• Walk down the road past Air Street, Piccadilly Place and Swallow Street. The next turning on the right is Sackville Street – the location of the London home of John Parker (II) of Saltram House in Devon. Parker was a good friend of Reynolds for many years and their meetings at his London house are well documented - both in Reynolds’ own pocket books and in Parker family letters. Parker was even the recipient of a loan of £3,000 from Reynolds on 20 July 1777, secured on the property.
• Walk a little further along Piccadilly, and you’ll arrive at the Burlington House – the home of the Royal Academy.
4. The Royal Academy of Arts
The Royal Academy is synonymous with Reynolds. He was one of its founding members in 1768 and its first-ever President. A statue of him, dating from 1931, by sculptor Alfred Drury (1856-1944) is located in front of the main entrance. The inscription on it was carved in 2002. Can you see the fountains near the statue? Installed in 2000, they are arranged in the pattern of the planets at the time of Reynolds’ birth.
Reynolds combined his painting with running the Academy for some 20 years, helping to develop its theories and becoming its chief spokesperson. It was originally located in Pall Mall, before moving to Somerset House and the National Gallery in Trafalgar Square before to its present location.
The annual discourses Reynolds gave to students were eventually published and remain with us as some of the earliest formal art lessons in England. Today the Academy’s aim, in the words of its eighteenth-century founders, is ‘to promote the arts of design’ by presenting a broad range of visual art to the widest possible audience. Free and paid-entry exhibitions are on offer all year round. Find out more.
• Retrace your footsteps back to Piccadilly Circus and then towards Leicester Square along Coventry Street, turning left onto Wardour Street (by M&Ms London).
• Take the second right on to Gerrard Street, now in the heart of Chinatown.
5. The Literary Club
About two thirds of the way along Gerrard Street, on the left, you’ll find the Xing Long Men Supermarket. Look to the left of the main door and you’ll see a plaque on the wall dedicated to Reynolds and Dr Samuel Johnson.

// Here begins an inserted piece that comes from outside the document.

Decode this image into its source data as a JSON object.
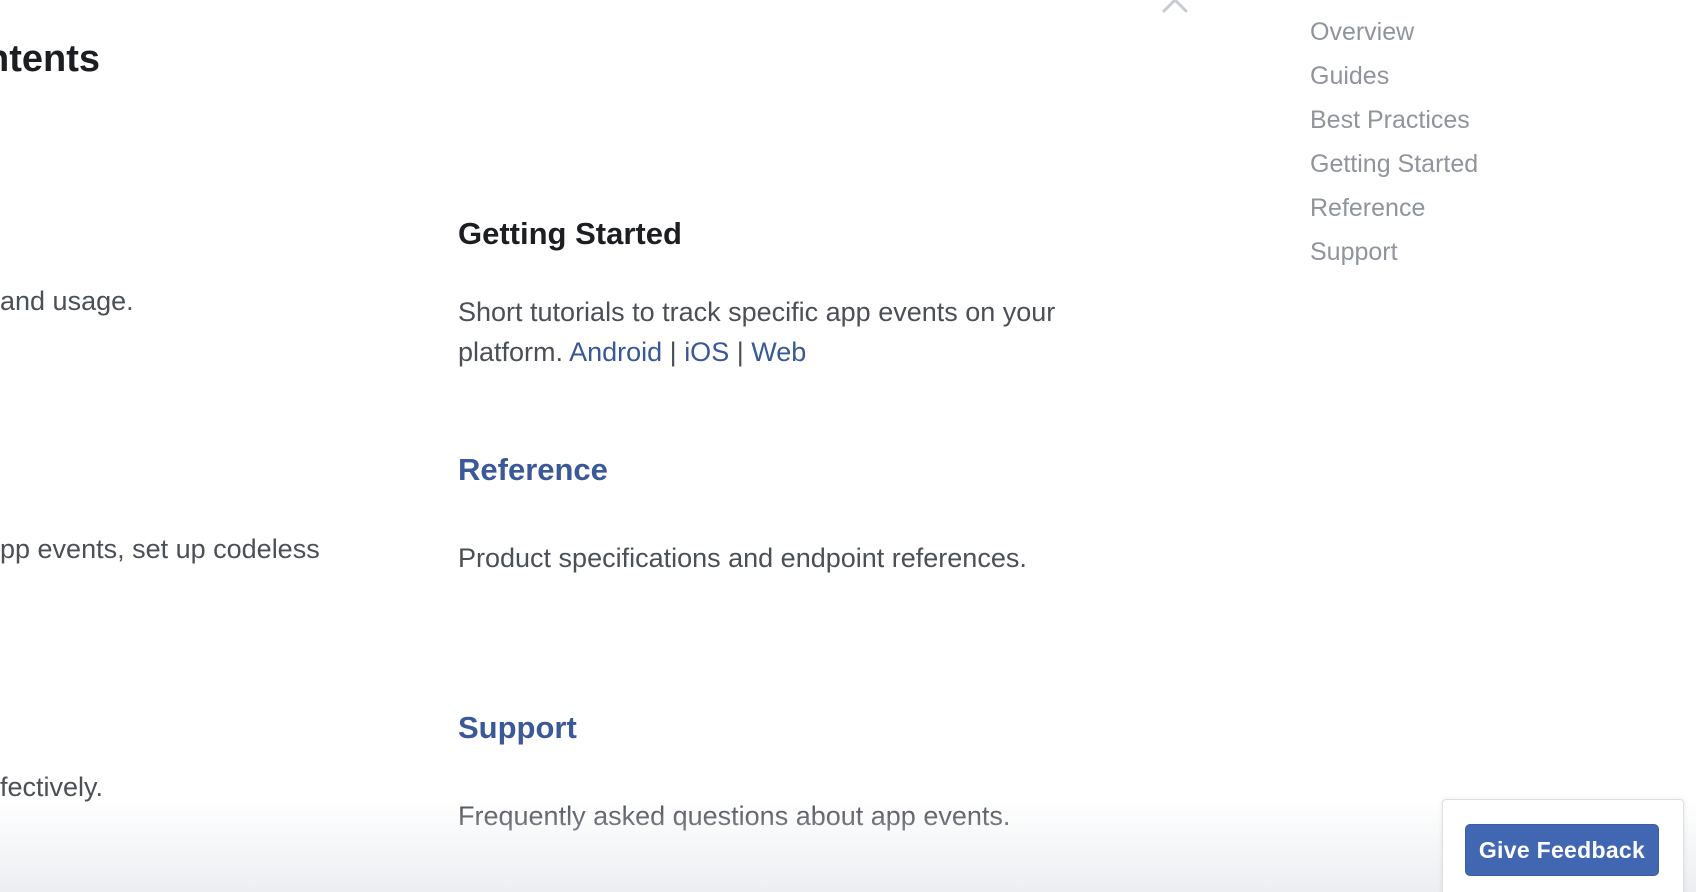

This is the site of the old Turk’s Head Tavern where, from 1762-1784, the Literary Club they co-founded frequently met.
• Walk to the end of Gerrard Street and round to the right onto Newport Court.
• Take the second left onto Little Newport Street.
• You'll see Leicester Square tube station at the end of the road.
Other places of interest
• Bond Street links Piccadilly to Oxford Street, and is the place where Reynolds dined in a pub called the Star and Garter Inn on 4 March 1771 with his friend, John Parker II (of Saltram).
• Not much further away, Mayfair’s Conduit Street, which links Bond Street to Regent Street, is the place where John Parker II’s parents (John Parker I and Lady Catherine) kept a London home. Lady Catherine passed away at the property on 11 August 1758. It's said that she gave a young Sir Joshua Reynolds his very first pencil!
• St. Paul’s Cathedral in the city of London is where Reynolds’ funeral took place in 1792.
• Further afield, Reynolds had a weekend home called Wick House in Richmond Hill. The Grade II listed property is much changed since Reynolds’ day but is located to the right of the Royal Star and Garter Home. The property has an excellent view, which Reynolds painted in 1780. It’s said that when J.M.W Turner selected the location of his home in Twickenham, he chose it so he could see Wick House from his window.